By contrast, the US and the UK are likely to implement some form of QE2 by year-end with Japan already at work in this direction. The UK, along with other major developed European countries, is putting in place a significant fiscal austerity package. In the case of the UK, the details of that package will be announced on 20th October. This fiscal austerity package is likely to be greater in magnitude than the packages in either France or Germany. This is already helping the perception of UK creditworthiness but will slow the UK domestic growth prospects for 2011. At its party conference last week, the Conservative Chancellor, Mr Osborne, was given a rough ride over proposed reductions in child benefit.

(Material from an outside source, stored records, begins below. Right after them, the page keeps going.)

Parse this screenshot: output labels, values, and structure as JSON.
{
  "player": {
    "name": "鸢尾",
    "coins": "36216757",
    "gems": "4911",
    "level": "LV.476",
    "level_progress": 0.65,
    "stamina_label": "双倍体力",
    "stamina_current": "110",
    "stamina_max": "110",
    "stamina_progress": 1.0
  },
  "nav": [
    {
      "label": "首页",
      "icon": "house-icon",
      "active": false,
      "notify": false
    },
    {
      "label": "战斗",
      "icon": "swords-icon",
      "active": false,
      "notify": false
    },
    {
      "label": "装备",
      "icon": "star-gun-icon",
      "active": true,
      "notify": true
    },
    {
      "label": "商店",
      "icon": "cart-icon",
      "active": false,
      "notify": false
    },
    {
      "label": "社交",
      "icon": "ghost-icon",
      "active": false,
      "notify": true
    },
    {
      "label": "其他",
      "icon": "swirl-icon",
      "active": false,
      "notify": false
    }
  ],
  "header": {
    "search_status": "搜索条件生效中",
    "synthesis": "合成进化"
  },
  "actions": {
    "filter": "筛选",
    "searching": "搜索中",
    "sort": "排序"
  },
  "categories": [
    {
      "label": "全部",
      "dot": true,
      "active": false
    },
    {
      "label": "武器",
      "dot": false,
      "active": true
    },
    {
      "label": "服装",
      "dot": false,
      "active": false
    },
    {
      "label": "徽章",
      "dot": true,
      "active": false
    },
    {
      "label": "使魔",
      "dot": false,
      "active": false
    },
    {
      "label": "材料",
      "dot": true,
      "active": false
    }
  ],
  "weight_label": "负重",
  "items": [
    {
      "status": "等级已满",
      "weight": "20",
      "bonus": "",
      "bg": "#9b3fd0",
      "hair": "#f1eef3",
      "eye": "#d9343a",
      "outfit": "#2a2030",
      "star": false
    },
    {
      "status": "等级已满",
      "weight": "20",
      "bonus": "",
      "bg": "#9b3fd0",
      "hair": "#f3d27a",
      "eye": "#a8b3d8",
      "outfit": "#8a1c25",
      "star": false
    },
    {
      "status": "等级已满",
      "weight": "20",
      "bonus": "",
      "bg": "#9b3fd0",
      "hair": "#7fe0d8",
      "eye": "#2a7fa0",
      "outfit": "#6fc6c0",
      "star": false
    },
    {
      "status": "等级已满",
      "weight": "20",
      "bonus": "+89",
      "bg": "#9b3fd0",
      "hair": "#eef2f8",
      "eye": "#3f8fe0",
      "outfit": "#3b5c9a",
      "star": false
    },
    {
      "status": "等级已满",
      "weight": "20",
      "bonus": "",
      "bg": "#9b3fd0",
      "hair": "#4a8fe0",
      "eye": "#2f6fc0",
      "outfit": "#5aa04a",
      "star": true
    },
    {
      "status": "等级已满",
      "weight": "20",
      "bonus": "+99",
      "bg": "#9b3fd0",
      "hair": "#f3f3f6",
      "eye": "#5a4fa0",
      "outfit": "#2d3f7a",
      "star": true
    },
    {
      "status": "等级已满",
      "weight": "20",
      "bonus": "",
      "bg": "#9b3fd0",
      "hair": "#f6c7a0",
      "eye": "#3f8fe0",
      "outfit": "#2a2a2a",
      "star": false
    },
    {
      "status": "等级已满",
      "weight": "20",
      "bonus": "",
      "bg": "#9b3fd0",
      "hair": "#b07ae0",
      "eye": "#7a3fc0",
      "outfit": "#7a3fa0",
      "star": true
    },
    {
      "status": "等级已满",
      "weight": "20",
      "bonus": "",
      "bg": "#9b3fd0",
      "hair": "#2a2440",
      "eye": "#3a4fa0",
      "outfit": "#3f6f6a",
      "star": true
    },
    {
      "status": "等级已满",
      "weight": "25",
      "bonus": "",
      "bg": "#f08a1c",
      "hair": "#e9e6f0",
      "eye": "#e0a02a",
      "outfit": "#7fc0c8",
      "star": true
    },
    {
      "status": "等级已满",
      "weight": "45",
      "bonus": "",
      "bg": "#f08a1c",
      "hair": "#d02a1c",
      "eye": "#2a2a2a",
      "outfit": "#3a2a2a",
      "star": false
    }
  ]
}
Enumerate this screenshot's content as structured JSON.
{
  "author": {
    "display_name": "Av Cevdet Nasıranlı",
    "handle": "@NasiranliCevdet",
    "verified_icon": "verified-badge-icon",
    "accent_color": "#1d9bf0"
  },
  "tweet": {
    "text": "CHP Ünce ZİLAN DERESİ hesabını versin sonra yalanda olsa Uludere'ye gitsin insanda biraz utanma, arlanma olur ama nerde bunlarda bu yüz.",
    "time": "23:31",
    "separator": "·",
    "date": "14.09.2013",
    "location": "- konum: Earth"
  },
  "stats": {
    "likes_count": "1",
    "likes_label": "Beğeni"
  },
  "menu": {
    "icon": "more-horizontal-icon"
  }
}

It is hardly surprising that he has also indicated that he would be happy for the Bank of England to enter into another round of quantitative easing.
For the stock market, quantitative easing is potentially a powerful stimulant. In the year after the Bank of Japan did quantitative easing in 2003, the Nikkei increased +40% and real GDP went from +1.3% year-on-year to +3.9%. In the year after the Bank of England did QE last year, the FTSE increased +50% and real GDP went from -5.5% year-on-year to -0.3%. In the year after the US Federal Reserve did QE last year, the S&P increased +50% and real GDP went from -3.8% year-on-year to +2.4%. In the year after the 1994 midterm elections, the S&P increased +30%.
The real object of all this extra ease is to get banks to lend more. Over the last few weeks the US Federal Reserve’s H8 report has showed a steady continuation of the themes that have been in place for the last two years. US Commercial Banks are continuing to favour holdings of US Treasuries and mortgage backed securities over either Interbank loans or lending for Commercial and Industrial purposes. US holdings of US Treasury and Agency Securities have continued to grow over the past quarter with the volume increasing by approximately $66.54 billion since the start of July 2010.
Over the same period, US Commercial banks have reduced their lending to Consumers by more than $28.2 billion, and generally continued to consolidate and manage down credit risk as time passes. The ratio of loans for Commercial and Industrial purposes compared to the amount of cash assets that the banks are holding sits at 1.09x, close to the all-time low of 0.93x seen in February of this year. This ratio stood at 4.98x in August of 2008, just before the financial crisis plunged into its darkest days. At that time, US commercial banks had almost five times as much in C&I loans on their balance sheet as they held in cash assets. Today the two numbers are almost equal.
Even more startling over the past two years are the changes in comparative holdings of US Treasury & Agency Securities over C&I lending. Back in the halcyon days of 2008 US Commercial banks couldn’t get enough of C&I lending, shunning the 3.75% yields available in 10 year Treasuries in favour of lending to the Commercial and Industrial sectors of the US economy. At that time, C&I lending exceeded holdings of US Treasury and Agency debt by almost $472 billion. Today the banks favour Securities over C&I loans by almost $400 billion. This is an extraordinary reversal and must be very frustrating to US officials.
Andrew Dalton is Chief Investment Officer of the Dalton Strategic Partnership, an investment management boutique in London which he founded in 2003 after 30 years as a senior investment professional at S.G.Warburg, Mercury Asset Management and Merrill Lynch Investment Managers.